If you’re trying a certain strategy and it just isn’t working, try something else. Heroic Halion was a good example for us: I was stubborn for a while and insisted that Halion be tanked at the wall while upstairs. We eventually found that it just wasn’t working, so we tried the “run through” strategy that we use now.

Stallone probably would have been more willing to change plans much earlier, as it was pretty obvious things weren’t going right.

Delegate to key players. For some raid leaders, it can be really tempting to try to micro-manage everything that’s going on. After all, most of us trust ourselves more than anyone else. By trying to control everything, you feel like there’s less room for other people to make an error in judgment. Usually, this mentality leads to poorer decisions and a more stressed raid leader. Barney clearly would have known that if he were a raid leader. Throughout the movie, he knows when there are times to delegate tasks for the rest of his crew. Sometimes, you just can’t do everything alone. More importantly, he knows which members would succeed better in certain areas.

At one point, the “short” team member was given a job in which his small stature would help him. By identifying the advantageous qualities of your key players, you can delegate them tasks in which they will truly shine.


Recruit a completely badass team. I’ve said it a hundred times, and I’ll say it again: the key to a successful progression guild is effective recruitment.

Barney would have died within the first 5 minutes of the movie without the support of his team. For raid leaders, this is also the case. Recruit badass players – you’ll need their support in order to free an Island from a tyrant… erm, I mean free Azeroth from Deathwing.

6 thoughts on “Raid Leading Smoothly Like Barney Ross”

  1. “No, I won’t invite Dolph Lundgren to my raid.”


    I used to micromanage my raid like mad and it just causes burnout and failure – I can agree with your/Barney’s stance on delegation there.

  2. It’s got nothing to do with Dolph being Swede. Many Swedes are indeed pro. I, personally, like Victoria Silvstedt. The Hives are pretty awesome, as well.

    No, it’s not because he’s Swedish.

    I won’t invite Dolph Lundgren to my raid for one very simple reason: “Masters of the Universe”.

    I rest my case…

  3. I think you don’t want to let things get to the point where you have to draw clear consequential lines for players. That is definitely the *last* option you want to take. It is there. Where you draw that line is what kind of guild you want to be. This is where your philosophy comes out strongest. If you want to be a hardcore guild, then you draw a bright line and enforce it. Of course this means only relatively few players will meet your stringent requirements. And what do you do if it is *you* who fails? You need to hold yourself to your high standards.

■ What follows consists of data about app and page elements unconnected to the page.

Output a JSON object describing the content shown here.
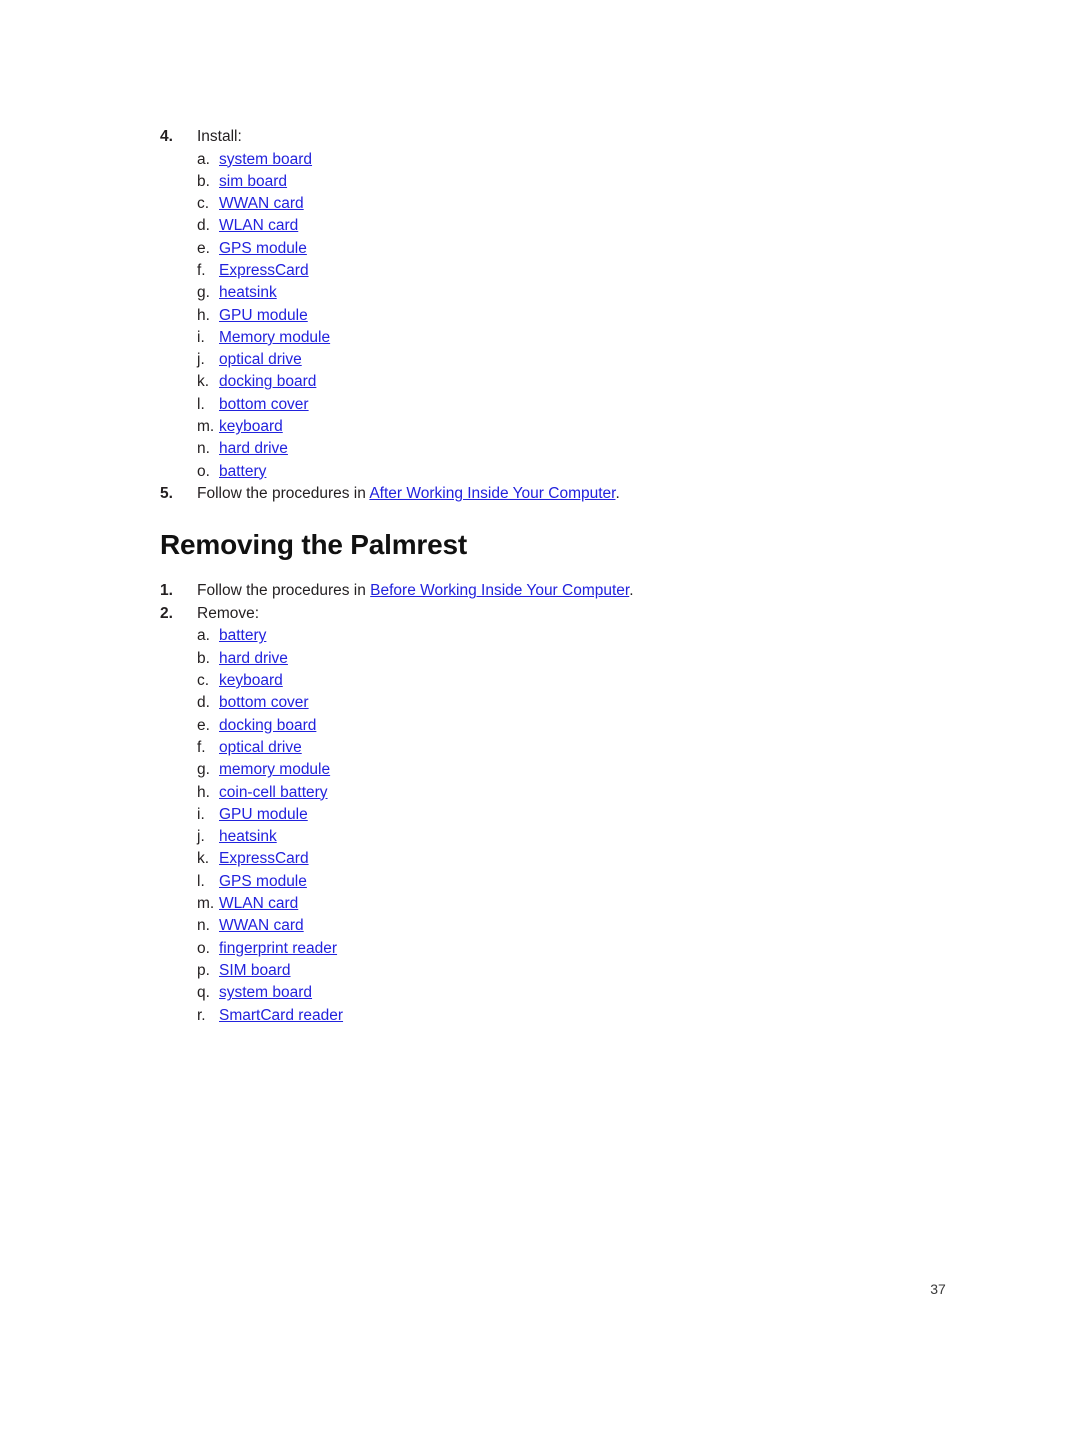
{
  "document": {
    "page_number": "37",
    "link_color": "#2222dd",
    "text_color": "#231f20"
  },
  "blocks": {
    "install_step": {
      "marker": "4.",
      "label": "Install:"
    },
    "install_items": [
      {
        "marker": "a.",
        "label": "system board"
      },
      {
        "marker": "b.",
        "label": "sim board"
      },
      {
        "marker": "c.",
        "label": "WWAN card"
      },
      {
        "marker": "d.",
        "label": "WLAN card"
      },
      {
        "marker": "e.",
        "label": "GPS module"
      },
      {
        "marker": "f.",
        "label": "ExpressCard"
      },
      {
        "marker": "g.",
        "label": "heatsink"
      },
      {
        "marker": "h.",
        "label": "GPU module"
      },
      {
        "marker": "i.",
        "label": "Memory module"
      },
      {
        "marker": "j.",
        "label": "optical drive"
      },
      {
        "marker": "k.",
        "label": "docking board"
      },
      {
        "marker": "l.",
        "label": "bottom cover"
      },
      {
        "marker": "m.",
        "label": "keyboard"
      },
      {
        "marker": "n.",
        "label": "hard drive"
      },
      {
        "marker": "o.",
        "label": "battery"
      }
    ],
    "after_step": {
      "marker": "5.",
      "prefix": "Follow the procedures in ",
      "link": "After Working Inside Your Computer",
      "suffix": "."
    },
    "heading": "Removing the Palmrest",
    "before_step": {
      "marker": "1.",
      "prefix": "Follow the procedures in ",
      "link": "Before Working Inside Your Computer",
      "suffix": "."
    },
    "remove_step": {
      "marker": "2.",
      "label": "Remove:"
    },
    "remove_items": [
      {
        "marker": "a.",
        "label": "battery"
      },
      {
        "marker": "b.",
        "label": "hard drive"
      },
      {
        "marker": "c.",
        "label": "keyboard"
      },
      {
        "marker": "d.",
        "label": "bottom cover"
      },
      {
        "marker": "e.",
        "label": "docking board"
      },
      {
        "marker": "f.",
        "label": "optical drive"
      },
      {
        "marker": "g.",
        "label": "memory module"
      },
      {
        "marker": "h.",
        "label": "coin-cell battery"
      },
      {
        "marker": "i.",
        "label": "GPU module"
      },
      {
        "marker": "j.",
        "label": "heatsink"
      },
      {
        "marker": "k.",
        "label": "ExpressCard"
      },
      {
        "marker": "l.",
        "label": "GPS module"
      },
      {
        "marker": "m.",
        "label": "WLAN card"
      },
      {
        "marker": "n.",
        "label": "WWAN card"
      },
      {
        "marker": "o.",
        "label": "fingerprint reader"
      },
      {
        "marker": "p.",
        "label": "SIM board"
      },
      {
        "marker": "q.",
        "label": "system board"
      },
      {
        "marker": "r.",
        "label": "SmartCard reader"
      }
    ]
  }
}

    Where you really want to put the most effort in is recruitment. You want to recognize players who aren’t worth your time at that stage rather than on the 5th wipe to progression.

  4. Delegation is the key to remaining sane. I’m glad to see it mentioned on this list.

    Felade makes a great point, as well – how you handle recruitment is the easiest way to save (or cause!) a number of headaches during progression.


Leave a Comment